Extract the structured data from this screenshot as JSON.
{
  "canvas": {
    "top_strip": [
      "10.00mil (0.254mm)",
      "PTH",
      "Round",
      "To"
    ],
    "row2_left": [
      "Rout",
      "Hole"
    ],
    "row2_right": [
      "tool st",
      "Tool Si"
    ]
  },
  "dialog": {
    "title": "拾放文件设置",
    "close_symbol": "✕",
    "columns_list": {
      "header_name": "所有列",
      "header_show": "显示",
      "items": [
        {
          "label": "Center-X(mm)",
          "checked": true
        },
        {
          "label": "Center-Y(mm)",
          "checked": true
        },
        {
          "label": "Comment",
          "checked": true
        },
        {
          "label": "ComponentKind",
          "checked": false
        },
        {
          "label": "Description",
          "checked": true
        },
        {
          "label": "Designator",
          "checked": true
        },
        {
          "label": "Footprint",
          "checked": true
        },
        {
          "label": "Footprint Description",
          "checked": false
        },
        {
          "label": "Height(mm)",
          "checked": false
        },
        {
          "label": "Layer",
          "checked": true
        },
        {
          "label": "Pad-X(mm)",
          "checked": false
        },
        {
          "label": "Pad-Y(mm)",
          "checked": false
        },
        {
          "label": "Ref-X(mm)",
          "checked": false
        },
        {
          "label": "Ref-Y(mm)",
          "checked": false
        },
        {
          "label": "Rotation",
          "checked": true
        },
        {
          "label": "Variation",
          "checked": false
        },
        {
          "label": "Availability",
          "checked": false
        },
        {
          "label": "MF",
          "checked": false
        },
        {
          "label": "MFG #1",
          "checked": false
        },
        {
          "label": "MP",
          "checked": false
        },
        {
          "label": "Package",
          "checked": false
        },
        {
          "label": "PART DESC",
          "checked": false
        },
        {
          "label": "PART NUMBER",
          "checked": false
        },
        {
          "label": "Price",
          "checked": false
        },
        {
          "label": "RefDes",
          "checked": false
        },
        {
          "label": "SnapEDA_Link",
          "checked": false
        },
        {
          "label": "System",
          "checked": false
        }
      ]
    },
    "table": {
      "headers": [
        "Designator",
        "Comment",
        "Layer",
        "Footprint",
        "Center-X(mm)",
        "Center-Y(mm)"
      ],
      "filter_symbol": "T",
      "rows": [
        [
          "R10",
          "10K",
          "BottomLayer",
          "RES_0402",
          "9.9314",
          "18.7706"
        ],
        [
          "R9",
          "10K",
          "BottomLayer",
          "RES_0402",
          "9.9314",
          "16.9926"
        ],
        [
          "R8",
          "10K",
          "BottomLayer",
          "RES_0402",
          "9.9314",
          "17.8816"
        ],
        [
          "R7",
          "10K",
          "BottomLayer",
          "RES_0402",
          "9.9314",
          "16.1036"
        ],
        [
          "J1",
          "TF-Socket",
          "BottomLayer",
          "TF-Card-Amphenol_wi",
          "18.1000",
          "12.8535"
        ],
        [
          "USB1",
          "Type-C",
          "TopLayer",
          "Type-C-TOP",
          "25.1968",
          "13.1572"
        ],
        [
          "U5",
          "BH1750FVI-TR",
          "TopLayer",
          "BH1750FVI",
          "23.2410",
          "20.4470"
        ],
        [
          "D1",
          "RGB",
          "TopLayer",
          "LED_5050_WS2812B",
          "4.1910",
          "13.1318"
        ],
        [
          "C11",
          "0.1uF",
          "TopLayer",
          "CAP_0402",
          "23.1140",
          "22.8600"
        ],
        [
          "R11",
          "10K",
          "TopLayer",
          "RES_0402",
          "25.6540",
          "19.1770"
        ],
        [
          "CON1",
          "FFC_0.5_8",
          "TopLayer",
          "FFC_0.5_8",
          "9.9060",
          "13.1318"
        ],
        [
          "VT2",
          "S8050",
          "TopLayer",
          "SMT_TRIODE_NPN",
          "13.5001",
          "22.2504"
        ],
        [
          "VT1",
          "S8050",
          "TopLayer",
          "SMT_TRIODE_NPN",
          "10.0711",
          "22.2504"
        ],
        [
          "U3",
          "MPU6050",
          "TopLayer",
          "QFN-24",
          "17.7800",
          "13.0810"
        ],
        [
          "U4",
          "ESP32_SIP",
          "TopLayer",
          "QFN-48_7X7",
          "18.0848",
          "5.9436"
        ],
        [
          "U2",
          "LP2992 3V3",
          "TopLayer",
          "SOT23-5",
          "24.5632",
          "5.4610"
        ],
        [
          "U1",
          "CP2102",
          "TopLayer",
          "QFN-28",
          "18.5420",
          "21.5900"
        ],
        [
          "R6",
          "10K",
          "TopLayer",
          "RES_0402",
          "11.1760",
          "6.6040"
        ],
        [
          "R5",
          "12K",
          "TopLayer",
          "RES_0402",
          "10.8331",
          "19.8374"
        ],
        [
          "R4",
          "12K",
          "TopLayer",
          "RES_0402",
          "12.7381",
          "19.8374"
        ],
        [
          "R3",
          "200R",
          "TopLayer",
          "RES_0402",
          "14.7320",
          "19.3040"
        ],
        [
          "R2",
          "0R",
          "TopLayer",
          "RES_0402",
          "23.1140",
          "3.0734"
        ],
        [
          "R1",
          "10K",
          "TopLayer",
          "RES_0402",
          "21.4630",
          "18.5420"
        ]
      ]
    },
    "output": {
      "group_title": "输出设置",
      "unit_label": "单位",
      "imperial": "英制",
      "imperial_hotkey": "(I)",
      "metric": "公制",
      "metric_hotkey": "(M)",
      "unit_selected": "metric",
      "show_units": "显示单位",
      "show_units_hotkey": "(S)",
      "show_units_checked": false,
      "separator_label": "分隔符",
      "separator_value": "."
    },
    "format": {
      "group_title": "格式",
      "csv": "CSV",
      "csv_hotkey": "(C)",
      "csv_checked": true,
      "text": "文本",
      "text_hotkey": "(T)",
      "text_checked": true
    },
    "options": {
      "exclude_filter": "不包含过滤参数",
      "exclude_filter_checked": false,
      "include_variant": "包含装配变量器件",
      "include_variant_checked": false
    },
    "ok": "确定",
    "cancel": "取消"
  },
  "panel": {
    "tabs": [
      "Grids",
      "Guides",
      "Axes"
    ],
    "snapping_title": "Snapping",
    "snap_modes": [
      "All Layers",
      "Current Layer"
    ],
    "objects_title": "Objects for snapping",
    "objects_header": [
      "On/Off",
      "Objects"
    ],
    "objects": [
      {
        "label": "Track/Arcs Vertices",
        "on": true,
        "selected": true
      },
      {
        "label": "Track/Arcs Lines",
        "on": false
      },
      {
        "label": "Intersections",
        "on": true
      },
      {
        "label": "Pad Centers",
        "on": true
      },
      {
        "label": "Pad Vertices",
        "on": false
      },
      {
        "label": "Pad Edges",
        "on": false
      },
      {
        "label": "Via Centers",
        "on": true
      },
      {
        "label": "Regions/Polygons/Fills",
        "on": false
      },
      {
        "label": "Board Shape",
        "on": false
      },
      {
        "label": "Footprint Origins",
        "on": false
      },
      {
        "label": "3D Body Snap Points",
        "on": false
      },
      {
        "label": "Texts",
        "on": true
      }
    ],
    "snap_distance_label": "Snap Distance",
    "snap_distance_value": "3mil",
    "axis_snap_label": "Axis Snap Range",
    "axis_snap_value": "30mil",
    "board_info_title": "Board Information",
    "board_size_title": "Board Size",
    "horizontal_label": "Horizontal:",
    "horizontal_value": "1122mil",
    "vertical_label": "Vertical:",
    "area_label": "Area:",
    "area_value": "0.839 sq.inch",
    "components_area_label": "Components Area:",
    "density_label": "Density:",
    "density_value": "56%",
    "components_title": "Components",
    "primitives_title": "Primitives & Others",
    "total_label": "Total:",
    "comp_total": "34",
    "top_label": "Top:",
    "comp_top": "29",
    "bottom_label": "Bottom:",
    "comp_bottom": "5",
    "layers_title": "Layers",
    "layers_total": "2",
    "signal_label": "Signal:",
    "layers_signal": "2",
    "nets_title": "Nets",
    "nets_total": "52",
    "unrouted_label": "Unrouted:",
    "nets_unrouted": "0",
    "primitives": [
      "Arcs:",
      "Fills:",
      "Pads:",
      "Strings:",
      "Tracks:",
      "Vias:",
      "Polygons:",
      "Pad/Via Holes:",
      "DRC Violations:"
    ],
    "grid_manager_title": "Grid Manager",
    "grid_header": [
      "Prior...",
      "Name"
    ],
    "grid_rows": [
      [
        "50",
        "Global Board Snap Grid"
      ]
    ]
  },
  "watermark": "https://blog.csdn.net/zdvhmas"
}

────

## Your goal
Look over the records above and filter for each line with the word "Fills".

## Response to the exercise
        "label": "Regions/Polygons/Fills",
      "Fills:",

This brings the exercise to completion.